Xuewei Ning

ORCID Identifier(s)


Graduation Semester and Year




Document Type


Degree Name

Doctor of Philosophy in Earth and Environmental Science


Earth and Environmental Sciences

First Advisor

Qinhong Hu

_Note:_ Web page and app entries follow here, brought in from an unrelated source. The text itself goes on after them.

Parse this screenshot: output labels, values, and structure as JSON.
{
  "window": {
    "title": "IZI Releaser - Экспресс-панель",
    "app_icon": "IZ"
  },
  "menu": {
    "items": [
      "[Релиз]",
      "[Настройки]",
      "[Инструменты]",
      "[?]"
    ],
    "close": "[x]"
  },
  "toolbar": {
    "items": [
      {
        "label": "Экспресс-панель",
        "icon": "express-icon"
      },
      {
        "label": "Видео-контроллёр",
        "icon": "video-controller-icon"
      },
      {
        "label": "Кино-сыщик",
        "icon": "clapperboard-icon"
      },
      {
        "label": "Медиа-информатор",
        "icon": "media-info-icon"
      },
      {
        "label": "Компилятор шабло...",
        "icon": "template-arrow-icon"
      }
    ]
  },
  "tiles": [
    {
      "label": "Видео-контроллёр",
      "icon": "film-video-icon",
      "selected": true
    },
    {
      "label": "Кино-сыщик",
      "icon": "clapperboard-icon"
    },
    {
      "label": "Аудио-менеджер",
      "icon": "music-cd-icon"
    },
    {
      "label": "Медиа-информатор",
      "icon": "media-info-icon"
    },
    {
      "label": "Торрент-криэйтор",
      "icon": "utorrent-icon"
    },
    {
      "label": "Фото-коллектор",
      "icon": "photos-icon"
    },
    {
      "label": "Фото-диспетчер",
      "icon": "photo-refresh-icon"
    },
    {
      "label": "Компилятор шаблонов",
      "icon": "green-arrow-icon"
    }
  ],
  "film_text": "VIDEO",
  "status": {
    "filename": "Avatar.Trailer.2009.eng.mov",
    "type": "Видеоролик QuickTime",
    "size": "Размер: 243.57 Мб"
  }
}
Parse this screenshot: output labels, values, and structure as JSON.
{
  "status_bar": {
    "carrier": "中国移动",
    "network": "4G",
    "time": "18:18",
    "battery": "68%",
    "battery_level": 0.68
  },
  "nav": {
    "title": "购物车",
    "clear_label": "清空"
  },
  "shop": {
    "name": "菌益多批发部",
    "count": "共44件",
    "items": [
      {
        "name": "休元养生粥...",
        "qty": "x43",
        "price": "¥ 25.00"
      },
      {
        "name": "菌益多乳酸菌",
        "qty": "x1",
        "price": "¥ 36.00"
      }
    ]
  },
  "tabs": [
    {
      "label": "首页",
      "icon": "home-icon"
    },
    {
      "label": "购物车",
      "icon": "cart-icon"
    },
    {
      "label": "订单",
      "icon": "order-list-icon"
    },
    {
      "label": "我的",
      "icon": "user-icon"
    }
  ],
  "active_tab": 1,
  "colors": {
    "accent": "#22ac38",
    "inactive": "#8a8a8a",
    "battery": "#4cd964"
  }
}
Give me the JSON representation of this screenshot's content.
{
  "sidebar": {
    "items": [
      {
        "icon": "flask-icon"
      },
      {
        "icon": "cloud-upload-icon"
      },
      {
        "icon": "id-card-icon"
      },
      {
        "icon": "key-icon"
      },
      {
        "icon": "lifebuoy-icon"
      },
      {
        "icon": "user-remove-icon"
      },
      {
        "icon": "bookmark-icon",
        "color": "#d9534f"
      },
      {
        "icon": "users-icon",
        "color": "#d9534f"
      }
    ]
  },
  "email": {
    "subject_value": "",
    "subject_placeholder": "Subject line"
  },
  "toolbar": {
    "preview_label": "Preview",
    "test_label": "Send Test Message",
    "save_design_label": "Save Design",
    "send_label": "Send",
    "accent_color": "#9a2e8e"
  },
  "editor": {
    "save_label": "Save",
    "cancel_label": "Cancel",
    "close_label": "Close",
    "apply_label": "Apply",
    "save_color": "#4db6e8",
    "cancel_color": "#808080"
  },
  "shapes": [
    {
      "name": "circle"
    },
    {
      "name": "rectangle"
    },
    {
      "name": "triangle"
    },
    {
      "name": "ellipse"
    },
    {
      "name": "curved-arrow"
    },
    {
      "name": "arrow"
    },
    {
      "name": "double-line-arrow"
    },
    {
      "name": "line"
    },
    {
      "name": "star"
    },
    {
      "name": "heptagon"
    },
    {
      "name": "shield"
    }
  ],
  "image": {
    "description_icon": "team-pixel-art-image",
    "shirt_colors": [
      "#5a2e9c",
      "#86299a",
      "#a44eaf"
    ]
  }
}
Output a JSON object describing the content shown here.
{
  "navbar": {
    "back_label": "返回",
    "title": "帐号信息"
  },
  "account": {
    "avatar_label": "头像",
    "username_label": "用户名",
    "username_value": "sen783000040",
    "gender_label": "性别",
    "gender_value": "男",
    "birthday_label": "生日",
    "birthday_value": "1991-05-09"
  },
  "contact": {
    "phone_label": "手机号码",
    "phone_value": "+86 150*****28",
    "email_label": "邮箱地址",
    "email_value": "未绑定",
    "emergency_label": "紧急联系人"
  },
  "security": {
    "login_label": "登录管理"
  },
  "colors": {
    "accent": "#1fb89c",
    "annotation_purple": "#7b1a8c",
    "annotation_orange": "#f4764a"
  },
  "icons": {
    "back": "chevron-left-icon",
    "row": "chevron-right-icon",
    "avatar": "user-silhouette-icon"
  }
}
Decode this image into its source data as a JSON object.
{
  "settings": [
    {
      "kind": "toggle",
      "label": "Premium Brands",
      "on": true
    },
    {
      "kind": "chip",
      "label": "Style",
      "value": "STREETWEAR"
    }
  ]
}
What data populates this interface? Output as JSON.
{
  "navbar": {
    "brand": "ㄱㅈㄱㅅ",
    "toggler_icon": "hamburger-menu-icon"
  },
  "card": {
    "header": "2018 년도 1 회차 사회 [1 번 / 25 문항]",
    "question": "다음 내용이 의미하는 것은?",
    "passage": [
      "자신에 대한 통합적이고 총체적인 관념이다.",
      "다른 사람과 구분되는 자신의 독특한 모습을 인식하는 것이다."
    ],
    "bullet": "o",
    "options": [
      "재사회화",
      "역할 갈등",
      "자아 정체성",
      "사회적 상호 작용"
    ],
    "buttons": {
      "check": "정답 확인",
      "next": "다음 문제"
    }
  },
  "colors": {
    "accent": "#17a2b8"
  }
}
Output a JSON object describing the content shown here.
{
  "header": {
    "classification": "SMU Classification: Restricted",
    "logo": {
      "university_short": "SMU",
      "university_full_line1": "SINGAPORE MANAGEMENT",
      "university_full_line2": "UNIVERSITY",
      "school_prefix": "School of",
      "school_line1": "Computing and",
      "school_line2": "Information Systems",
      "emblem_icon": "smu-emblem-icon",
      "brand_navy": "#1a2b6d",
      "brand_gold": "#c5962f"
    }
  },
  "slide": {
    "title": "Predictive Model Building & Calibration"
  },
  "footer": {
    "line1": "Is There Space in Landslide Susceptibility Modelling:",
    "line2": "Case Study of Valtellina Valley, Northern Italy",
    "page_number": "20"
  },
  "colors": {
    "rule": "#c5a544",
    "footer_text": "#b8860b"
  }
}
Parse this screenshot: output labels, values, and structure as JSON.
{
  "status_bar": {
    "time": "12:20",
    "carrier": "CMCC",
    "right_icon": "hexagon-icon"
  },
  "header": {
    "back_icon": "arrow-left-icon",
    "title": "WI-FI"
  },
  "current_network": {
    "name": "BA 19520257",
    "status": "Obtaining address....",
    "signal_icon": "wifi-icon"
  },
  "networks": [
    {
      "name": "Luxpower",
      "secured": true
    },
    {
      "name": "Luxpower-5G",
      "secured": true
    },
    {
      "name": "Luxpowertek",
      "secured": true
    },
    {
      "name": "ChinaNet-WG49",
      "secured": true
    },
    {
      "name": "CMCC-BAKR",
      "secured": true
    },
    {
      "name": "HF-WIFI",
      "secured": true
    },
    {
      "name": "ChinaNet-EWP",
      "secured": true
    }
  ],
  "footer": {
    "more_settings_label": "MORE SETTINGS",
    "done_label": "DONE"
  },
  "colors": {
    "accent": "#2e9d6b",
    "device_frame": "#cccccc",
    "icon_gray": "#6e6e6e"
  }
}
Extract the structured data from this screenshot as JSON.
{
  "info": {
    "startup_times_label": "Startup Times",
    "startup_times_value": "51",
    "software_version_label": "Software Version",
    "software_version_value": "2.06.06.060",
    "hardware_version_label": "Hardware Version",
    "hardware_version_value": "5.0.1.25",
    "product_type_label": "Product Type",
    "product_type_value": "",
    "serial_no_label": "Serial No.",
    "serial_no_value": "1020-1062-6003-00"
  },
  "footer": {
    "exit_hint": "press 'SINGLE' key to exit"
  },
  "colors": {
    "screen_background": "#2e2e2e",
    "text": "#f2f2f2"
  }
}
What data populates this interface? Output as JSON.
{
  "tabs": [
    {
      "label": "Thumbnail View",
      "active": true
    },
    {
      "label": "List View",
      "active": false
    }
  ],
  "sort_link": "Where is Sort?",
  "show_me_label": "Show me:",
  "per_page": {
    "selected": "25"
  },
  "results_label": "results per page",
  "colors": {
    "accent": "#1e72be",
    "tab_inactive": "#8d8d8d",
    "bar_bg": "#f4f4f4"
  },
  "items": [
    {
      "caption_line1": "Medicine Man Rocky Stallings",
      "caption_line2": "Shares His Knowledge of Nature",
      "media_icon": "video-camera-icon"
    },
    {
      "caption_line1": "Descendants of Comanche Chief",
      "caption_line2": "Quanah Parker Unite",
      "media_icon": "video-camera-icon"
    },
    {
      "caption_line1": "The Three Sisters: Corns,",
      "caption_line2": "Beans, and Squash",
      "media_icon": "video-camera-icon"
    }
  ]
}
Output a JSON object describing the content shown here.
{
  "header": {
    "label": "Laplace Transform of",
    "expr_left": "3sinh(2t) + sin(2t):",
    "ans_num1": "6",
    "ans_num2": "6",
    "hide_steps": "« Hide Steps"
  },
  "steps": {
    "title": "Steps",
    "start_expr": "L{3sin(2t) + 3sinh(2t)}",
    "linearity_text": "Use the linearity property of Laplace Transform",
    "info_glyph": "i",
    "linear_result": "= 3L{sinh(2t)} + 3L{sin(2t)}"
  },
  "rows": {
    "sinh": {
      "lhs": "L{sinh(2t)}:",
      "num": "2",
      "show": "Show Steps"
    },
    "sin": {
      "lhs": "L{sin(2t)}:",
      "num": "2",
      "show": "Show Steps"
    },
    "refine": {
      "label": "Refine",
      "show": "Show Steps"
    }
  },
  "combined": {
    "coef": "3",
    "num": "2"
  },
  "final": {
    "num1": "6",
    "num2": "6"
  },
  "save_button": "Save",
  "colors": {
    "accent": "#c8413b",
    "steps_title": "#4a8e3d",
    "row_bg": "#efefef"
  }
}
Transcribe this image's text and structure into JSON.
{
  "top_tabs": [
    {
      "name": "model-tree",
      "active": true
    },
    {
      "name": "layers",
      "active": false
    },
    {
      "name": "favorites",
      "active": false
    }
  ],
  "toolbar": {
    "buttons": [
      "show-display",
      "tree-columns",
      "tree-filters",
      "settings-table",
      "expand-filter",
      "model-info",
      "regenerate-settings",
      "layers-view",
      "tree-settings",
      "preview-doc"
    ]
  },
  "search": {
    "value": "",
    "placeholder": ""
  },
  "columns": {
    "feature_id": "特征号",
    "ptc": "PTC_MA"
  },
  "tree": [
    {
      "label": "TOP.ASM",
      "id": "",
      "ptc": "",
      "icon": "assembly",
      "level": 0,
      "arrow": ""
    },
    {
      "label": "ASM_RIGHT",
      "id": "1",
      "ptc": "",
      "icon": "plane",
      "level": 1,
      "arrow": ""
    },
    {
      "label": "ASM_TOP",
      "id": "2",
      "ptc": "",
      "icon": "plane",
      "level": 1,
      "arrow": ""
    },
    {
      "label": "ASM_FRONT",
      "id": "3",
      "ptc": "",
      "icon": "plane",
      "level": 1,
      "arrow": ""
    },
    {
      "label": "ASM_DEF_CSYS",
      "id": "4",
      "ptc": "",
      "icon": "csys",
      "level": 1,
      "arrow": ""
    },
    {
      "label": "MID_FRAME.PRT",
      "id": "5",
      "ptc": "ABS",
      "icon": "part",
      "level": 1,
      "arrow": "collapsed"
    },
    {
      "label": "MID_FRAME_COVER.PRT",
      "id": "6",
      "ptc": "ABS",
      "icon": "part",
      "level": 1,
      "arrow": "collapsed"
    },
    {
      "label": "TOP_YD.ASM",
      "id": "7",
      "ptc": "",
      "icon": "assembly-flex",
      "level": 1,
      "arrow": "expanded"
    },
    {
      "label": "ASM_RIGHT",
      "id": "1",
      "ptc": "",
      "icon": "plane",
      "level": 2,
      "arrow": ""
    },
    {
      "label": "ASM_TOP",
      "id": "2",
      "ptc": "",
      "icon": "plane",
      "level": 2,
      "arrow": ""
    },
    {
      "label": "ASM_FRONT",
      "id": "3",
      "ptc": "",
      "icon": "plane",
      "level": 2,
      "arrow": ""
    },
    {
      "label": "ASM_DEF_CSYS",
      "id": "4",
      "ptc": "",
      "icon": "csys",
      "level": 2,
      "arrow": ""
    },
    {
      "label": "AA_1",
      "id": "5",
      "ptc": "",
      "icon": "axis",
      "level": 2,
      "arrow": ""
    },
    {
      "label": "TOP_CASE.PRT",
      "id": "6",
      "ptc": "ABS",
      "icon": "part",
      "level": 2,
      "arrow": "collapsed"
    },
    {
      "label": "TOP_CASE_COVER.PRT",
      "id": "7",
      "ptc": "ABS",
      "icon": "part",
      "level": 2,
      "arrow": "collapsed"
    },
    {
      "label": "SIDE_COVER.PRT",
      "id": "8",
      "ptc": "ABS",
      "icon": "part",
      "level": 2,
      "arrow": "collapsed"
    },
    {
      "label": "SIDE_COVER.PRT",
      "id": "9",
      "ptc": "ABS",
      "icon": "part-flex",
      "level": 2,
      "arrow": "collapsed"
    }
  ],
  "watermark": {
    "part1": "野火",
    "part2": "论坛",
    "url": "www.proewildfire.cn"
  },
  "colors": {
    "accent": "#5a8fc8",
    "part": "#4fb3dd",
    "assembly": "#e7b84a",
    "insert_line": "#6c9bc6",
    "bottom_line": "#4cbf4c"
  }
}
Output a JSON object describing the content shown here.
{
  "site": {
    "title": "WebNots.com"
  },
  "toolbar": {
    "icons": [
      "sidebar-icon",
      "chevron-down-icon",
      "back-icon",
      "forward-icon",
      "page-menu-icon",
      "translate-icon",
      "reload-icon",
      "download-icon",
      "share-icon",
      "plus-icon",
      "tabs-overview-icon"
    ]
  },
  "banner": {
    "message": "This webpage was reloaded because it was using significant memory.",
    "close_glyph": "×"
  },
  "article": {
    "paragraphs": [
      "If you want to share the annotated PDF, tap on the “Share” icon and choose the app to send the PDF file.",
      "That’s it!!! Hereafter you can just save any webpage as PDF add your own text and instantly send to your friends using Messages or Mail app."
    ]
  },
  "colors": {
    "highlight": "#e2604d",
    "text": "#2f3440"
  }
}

Natural rocks, as key components in energy and environmental geosciences, play crucial roles in groundwater extraction, geological storage of high-level nuclear waste, geothermal energy mining, and petroleum exploration in both conventional and unconventional reservoirs. Unconventional reservoirs, specifically the tight shale formations, have seen a significant usage in petroleum production in recent decades, largely due to advances in fracturing stimulation techniques which counter the inherently low permeability and connectivity of shale reservoirs by expanding natural fractures and creating artificial ones for an enhanced petroleum production. However, the low mobility (liquid flow and gas diffusion) of stored fluids in naturally fractured formations with tight matrix blocks presents a challenge; consequently, understanding liquid flow and gas diffusion in fractured low-permeability media has become a paramount issue in porous media studies. This research combines integrated methodologies of experimental and simulation studies (numerical and machine learning regression models) to delve into the processes of spontaneous imbibition and gas diffusion, respectively, within various porous natural rocks such as shales, sandstones and carbonate rocks. For the imbibition analysis, several Barnett Shale samples with fractures were examined with flow direction oriented either parallel (P) or transverse (T) to the bedding plane. A newly developed model, integrating concepts of percolation theory implemented via MATLAB, allows for capturing 3D porous media imbibed with 2D fractures, an innovation over previous piston-like or multiply-sized pore models. The model incorporates the complex interplay of factors, such as porosity, fracture distribution, and pore connectivity. Results demonstrate a sensitivity of imbibed water mass to the number of fractures directly connected to the water source, importing a novel parameter for understanding the wetting-front progression in fractured tight shale. Subsequently, we utilize machine learning regression techniques, specifically linear regression, Gradient Boosting regression, Decision Tree regression, and Random Forest regression, to predict gas diffusion across 15 different types of rocks with both heterogenous and homogeneous structures. We prioritize attributes such as rock type, sample radius, sample height, porosity, permeability, and tracer concentration difference for their impacts on diffusion velocity and the feature importance. Notably, the Random Forest model identifies the tested gas concentration difference as the most significant factor in affecting gas diffusion. Our dual-method (experimental and simulation) approach offers valuable insights into liquid flow and gas diffusion behavior in natural rocks, providing a platform for their targeted usage in energy and environmental geosciences. Machine learning models can expedite and economize the testing process, highlighting their potential to enhance operational efficiency in the studies of porous media. This dissertation is structured into five chapters. The first chapter (Chapter I) provides an overview and succinct introduction to the contents of the subsequent chapters. Chapter II features a paper that has already been published, showcasing the liquid imbibition into fractured Barnett Shale. In Chapter II, the research elucidates the intricate imbibition mechanism prevalent in fractured shale formations. Additionally, it offers a versatile model suitable for Barnett Shale lithology, delineating the spatial-temporal dynamics during fluid imbibition within porous substrates. Chapter III scrutinizes the impact of pore throat distribution and mineralogical constitution on the velocity and amplitude of spontaneous fluid imbibition across a diverse range of natural lithologies. Chapter IV elucidates the proficiency and precision of machine learning models in predicting the gas diffusion process within natural rock matrices. The findings underscore the Random Forest model's aptitude in delineating feature significance and quantifying the contributing attributes for gas diffusion. Chapter V draws conclusions by synthesizing the findings and implications of this research during the duration of this PhD program.


Imbibition, Gas diffusion, Machine learning, Shales, Sandstones, Carbonate rocks


Earth Sciences | Physical Sciences and Mathematics


Degree granted by The University of Texas at Arlington